EXERCISE DESCRIPTION |
Gather each line of the entries below that includes "apexrnd".

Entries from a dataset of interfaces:
*** Begin section ***

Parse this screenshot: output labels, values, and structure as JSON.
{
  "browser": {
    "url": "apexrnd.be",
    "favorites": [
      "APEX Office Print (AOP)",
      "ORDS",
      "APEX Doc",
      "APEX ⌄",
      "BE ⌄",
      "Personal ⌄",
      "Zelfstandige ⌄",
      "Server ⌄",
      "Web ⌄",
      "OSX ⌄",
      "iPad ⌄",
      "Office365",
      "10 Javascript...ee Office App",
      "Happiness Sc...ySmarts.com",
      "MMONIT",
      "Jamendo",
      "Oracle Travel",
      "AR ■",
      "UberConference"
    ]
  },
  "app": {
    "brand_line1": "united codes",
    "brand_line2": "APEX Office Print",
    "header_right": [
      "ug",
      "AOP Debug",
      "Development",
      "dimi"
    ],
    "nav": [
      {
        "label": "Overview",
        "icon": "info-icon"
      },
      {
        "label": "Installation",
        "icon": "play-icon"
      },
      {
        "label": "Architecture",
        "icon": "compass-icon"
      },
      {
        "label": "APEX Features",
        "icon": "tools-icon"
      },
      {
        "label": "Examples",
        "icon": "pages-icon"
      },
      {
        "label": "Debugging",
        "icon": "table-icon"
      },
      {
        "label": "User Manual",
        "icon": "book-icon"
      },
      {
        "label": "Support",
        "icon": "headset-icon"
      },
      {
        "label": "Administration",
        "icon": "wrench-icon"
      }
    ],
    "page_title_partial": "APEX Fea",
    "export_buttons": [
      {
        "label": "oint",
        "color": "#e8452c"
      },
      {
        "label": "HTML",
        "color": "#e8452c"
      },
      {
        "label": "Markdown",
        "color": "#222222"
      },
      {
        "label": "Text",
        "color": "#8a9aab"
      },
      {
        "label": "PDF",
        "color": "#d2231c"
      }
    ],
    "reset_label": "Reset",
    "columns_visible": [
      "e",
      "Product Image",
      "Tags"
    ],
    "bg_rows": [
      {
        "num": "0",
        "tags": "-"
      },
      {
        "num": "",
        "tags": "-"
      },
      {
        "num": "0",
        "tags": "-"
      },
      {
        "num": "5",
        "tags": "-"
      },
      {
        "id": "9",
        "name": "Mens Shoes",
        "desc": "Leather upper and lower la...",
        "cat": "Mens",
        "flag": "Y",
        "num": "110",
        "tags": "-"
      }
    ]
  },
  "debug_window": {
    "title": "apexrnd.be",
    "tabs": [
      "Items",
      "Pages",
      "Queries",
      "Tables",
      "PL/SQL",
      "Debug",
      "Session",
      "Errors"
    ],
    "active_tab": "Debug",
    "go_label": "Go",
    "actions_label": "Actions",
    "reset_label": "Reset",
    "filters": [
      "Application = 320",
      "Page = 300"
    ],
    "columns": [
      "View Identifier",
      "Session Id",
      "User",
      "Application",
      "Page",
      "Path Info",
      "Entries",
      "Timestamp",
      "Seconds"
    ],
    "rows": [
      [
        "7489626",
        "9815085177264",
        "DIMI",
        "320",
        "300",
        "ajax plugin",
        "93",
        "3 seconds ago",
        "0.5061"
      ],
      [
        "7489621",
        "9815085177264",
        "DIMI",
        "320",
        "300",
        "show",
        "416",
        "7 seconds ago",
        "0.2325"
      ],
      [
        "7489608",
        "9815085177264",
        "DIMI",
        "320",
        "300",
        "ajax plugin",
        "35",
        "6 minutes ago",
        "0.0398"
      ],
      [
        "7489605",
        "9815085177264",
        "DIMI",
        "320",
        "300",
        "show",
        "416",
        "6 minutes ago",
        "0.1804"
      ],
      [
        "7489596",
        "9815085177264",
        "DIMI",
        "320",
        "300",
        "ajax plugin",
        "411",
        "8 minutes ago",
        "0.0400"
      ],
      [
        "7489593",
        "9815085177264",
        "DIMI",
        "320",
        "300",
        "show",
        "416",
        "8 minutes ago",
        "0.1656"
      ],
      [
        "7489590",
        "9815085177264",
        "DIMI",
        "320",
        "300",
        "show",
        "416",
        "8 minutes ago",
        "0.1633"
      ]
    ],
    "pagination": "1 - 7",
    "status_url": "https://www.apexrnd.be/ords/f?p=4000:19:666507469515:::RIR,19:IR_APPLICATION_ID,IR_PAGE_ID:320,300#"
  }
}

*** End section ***

YOUR SOLUTION |
    "url": "apexrnd.be",
    "title": "apexrnd.be",
    "status_url": "https://www.apexrnd.be/ords/f?p=4000:19:666507469515:::RIR,19:IR_APPLICATION_ID,IR_PAGE_ID:320,300#"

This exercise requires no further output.